That is exactly what the Pinellas Suncoast Transit Authority (PSTA) is trying to do with the Greenlight Pinellas transportation plan. After the Moving Hillsborough Forward referendum failed in 2010, PSTA officials used it as a basis for its own plan for the expansion of transportation in Pinellas County.
The 2010 referendum proposed earmarking a penny sales tax to improve the transit system. The Greenlight Pinellas calls for something a little bit different.
“The Pinellas County Commission just made [the decision] to eliminate the property tax that funds the limited system that we have now, when the sales tax kicks in,” CEO of PSTA Brad Miller said.
The improved transportation will make us more competitive with Orlando, Atlanta and Charlotte, said Pinellas County commissioner and PSTA board chair Ken Welch.
It also means that people who use the transit will spend less time on the bus than they do now, he said. The amount of time locals spend commuting to and from work will be also shortened.
People like Lyndi Jordan, a scientist at Terra Environmental Services in St. Pete, won’t have to worry about a three hour long daily commute to work if the referendum passes.
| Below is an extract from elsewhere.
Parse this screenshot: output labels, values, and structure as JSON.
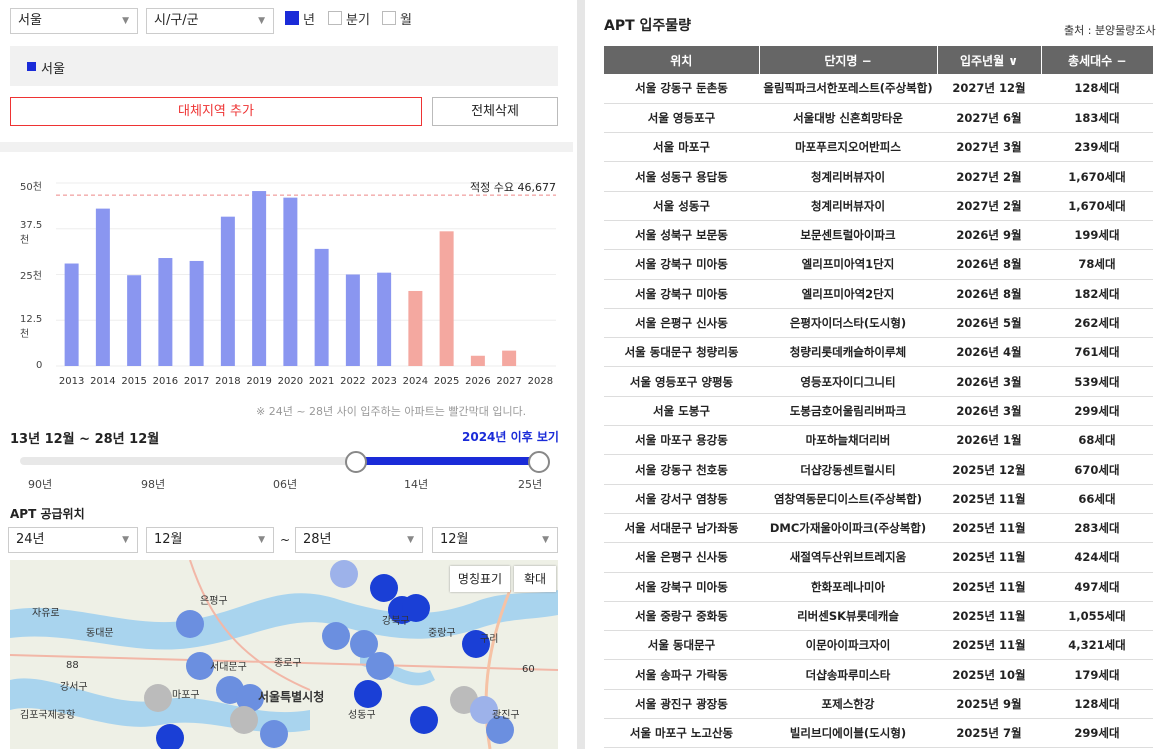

That's a total of 6 hours of commuting by bus just to get to and from work.
There are a lot of people who ride the bus, but more people would ride if it was reliable and shorter, Jordan said.
That is why it is important for young people to be involved in politics and stay informed, said Katharine Eagan, Interim CEO of the Hillsborough Area Regional Transit Authority. “Call all your decision makers and tell them that you are a voter and tell them what is important to you.”
With the Emerge Tampa Bay town hall, local officials were reminded of how important it is to involve younger generations in policy making.
“Just like you are the future of this community, transportation has to be a part of the future of our community if we want to continue to be a robust community,” Beckner said. “To grow and create more jobs and create economic opportunities, transit has to be a… part of it.”
To build a better transportation system, both the younger people and the business community need to get involved.
“The business community carries a different voice in a different way,” Eagan said. “If you and your businesses see [transportation] as an economic generator and a change-maker… come out and say as a business owner what is important to you. Vote.”
On Nov. 4, registered voters in Pinellas County can vote on the Greenlight Pinellas referendum.